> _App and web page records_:
◇ ◇ ◇

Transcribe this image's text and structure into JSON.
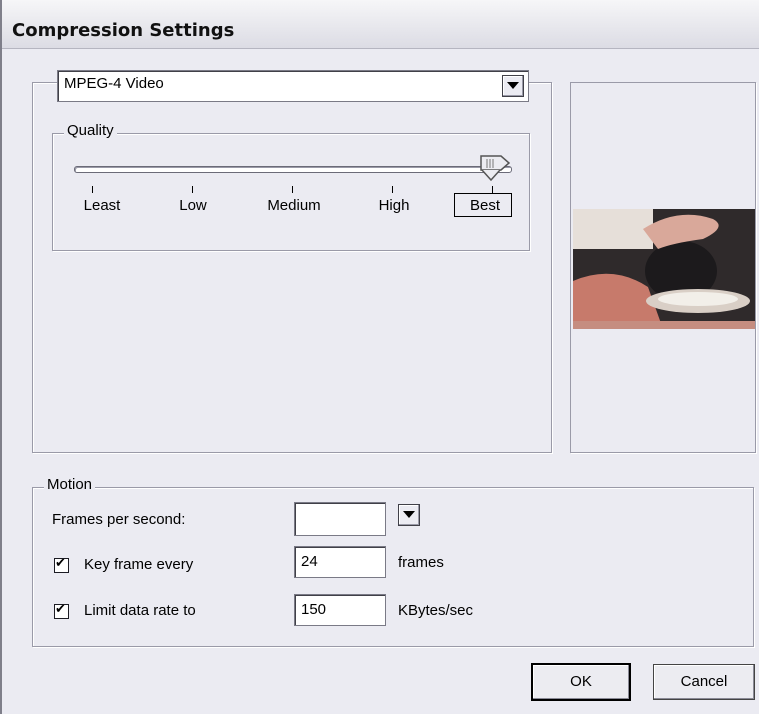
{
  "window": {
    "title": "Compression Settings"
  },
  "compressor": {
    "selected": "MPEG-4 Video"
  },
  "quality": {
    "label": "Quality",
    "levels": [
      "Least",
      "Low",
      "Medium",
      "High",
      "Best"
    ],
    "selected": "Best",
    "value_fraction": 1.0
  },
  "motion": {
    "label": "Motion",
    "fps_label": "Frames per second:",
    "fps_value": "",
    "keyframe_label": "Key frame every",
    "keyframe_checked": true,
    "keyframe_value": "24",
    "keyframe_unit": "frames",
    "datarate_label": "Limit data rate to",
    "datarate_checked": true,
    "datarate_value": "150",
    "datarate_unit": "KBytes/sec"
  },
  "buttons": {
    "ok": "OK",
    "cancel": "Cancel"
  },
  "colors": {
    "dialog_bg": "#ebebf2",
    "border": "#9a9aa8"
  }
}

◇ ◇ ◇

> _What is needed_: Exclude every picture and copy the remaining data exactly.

> _Completed task_:
Transcribe this image's text and structure into JSON.
{
  "window": {
    "title": "Compression Settings"
  },
  "compressor": {
    "selected": "MPEG-4 Video"
  },
  "quality": {
    "label": "Quality",
    "levels": [
      "Least",
      "Low",
      "Medium",
      "High",
      "Best"
    ],
    "selected": "Best",
    "value_fraction": 1.0
  },
  "motion": {
    "label": "Motion",
    "fps_label": "Frames per second:",
    "fps_value": "",
    "keyframe_label": "Key frame every",
    "keyframe_checked": true,
    "keyframe_value": "24",
    "keyframe_unit": "frames",
    "datarate_label": "Limit data rate to",
    "datarate_checked": true,
    "datarate_value": "150",
    "datarate_unit": "KBytes/sec"
  },
  "buttons": {
    "ok": "OK",
    "cancel": "Cancel"
  },
  "colors": {
    "dialog_bg": "#ebebf2",
    "border": "#9a9aa8"
  }
}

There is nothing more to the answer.